E! News has confirmed that magician Ed Alonzo, who most recently helped trick out Britney Spears' Circus tour, has come aboard to fashion some magical moments for Jackson's shows.
"I met with Michael Jackson a couple of days ago and am now officially creating magic and illusions for his concert," Alonzo said Friday. "I will not be performing in the show as I do with Britney. I'm just creating the magic that Michael has requested in his vision."
Instead, Jackson, whose most recent trick was an 12-year disappearing act from touring, will take the magic into his own hands.
Jackson "has a great knowledge of magic and has performed illusions in his shows before," Alonzo, who's heading to London with the Circus in June, said.
"Michael has two routines in mind so far using magic elements that I am creating," he added. "I have to show him a demo of the effects next week. Then the props are to be built and he will start rehearsals. I will teach him the effects and help in staging them."
Here's hoping the idea of a 50-date return to live performing isn't the biggest illusion of them all.
Concert promoter AllGood Entertainment is trying to put the kibosh on Jackson's gigs, claiming the singer is in breach of contract because he had promised to participate in a Jackson 5 reunion show and is not allowed to perform anywhere else until said reunion takes place.
Nonsense, responded AEG Live, which called the allegations "completely meritless."
And for any skeptics who doubt that Jackson has the physical stamina to make it through a 50-night engagement, turns out the 50-year-old passed his requisite physical "with flying colors," AEG CEO Randy Phillips told Billboard.
Those hefty production costs have been fully insured, Phillips said.

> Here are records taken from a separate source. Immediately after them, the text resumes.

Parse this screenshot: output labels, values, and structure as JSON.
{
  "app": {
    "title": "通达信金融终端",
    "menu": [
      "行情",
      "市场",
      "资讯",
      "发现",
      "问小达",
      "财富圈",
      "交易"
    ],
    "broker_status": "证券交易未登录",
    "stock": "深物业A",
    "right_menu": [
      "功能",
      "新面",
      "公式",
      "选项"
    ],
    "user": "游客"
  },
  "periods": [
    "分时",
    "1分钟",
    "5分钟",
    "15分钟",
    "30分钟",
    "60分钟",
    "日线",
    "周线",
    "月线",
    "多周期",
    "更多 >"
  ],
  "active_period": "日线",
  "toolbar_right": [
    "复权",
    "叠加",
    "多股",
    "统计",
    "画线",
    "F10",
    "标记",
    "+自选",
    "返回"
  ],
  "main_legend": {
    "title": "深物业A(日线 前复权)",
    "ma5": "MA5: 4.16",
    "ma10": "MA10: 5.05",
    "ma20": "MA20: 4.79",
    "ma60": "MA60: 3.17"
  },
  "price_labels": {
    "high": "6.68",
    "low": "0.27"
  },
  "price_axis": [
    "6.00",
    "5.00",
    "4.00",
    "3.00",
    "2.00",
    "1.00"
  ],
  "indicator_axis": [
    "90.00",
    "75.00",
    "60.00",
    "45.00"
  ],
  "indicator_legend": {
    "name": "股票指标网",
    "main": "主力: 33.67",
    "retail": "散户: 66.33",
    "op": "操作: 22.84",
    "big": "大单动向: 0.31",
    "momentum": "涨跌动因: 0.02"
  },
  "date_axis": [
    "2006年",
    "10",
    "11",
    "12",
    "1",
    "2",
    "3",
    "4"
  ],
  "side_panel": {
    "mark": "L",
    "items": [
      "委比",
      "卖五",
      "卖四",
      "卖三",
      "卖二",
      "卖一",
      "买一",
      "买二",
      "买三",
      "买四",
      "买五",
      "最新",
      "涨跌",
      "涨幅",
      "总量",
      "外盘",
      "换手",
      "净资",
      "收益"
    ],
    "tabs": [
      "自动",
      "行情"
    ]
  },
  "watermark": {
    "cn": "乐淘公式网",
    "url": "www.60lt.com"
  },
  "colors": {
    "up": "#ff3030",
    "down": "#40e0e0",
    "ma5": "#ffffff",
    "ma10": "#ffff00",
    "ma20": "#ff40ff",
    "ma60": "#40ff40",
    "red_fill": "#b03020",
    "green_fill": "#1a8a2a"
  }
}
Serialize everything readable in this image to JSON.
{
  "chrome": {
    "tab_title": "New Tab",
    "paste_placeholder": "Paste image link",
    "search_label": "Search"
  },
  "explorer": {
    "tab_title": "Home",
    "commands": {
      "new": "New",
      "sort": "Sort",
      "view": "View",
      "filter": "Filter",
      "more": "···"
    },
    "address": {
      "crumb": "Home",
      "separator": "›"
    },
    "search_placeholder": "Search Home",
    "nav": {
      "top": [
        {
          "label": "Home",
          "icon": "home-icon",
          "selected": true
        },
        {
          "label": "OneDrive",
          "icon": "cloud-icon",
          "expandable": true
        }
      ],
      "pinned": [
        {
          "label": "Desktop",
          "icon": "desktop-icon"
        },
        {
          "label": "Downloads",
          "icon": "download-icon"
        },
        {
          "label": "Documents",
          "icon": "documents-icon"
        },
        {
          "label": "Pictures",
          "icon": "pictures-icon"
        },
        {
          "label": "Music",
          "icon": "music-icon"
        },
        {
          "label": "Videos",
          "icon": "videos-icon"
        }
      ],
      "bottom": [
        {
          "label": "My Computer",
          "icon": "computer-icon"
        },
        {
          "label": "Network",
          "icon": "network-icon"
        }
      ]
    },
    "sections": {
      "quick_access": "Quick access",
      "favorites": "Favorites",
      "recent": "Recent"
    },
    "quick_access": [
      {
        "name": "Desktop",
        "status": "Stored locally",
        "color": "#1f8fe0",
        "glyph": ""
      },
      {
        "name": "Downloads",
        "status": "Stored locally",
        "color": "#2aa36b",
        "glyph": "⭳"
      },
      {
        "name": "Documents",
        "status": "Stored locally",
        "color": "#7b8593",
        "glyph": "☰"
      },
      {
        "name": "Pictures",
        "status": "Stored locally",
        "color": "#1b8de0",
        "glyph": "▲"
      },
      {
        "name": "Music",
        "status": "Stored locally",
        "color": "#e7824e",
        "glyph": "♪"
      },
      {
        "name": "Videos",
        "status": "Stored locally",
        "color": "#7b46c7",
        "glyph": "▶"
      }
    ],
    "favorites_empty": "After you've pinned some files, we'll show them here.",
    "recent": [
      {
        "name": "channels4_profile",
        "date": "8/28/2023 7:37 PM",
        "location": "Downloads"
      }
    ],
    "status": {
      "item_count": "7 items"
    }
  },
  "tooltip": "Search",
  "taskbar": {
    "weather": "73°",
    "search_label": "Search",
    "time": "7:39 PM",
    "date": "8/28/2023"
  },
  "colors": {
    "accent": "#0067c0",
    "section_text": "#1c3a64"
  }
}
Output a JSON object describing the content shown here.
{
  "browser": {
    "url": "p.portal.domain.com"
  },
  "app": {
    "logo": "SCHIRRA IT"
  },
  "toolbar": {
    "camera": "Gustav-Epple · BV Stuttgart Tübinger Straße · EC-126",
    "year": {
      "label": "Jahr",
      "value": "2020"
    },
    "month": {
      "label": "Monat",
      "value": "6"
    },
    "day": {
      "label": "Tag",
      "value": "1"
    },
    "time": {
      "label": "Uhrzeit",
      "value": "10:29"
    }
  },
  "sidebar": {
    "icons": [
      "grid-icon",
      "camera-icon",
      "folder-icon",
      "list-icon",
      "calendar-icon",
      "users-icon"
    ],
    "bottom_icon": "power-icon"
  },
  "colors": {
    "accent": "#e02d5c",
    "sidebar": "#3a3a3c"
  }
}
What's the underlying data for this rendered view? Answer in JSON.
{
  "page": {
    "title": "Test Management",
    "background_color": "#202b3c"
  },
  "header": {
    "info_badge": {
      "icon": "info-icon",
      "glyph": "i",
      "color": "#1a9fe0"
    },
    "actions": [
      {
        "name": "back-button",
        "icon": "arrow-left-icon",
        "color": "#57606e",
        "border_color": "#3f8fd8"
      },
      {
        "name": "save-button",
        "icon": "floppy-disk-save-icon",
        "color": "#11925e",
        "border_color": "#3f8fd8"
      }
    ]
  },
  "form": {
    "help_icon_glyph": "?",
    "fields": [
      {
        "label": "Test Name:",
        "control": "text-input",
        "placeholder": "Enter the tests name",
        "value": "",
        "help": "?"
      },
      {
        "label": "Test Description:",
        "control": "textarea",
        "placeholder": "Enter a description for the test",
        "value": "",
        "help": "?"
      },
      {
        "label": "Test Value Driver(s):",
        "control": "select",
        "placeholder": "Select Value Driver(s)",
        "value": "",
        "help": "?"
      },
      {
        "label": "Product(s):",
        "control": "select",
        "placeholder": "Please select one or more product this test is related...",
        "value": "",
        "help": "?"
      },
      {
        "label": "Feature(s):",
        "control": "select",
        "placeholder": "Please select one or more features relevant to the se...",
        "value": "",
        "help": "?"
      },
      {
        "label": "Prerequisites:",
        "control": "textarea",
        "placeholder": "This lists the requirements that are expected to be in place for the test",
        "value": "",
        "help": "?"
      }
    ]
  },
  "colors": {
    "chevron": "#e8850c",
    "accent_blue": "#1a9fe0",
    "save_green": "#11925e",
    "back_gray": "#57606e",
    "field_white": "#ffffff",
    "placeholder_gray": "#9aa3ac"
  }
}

With tickets selling for around $115 and audiences numbering 15,000 on average, Jackson's take figures to be upward of $50 million, analysts estimate.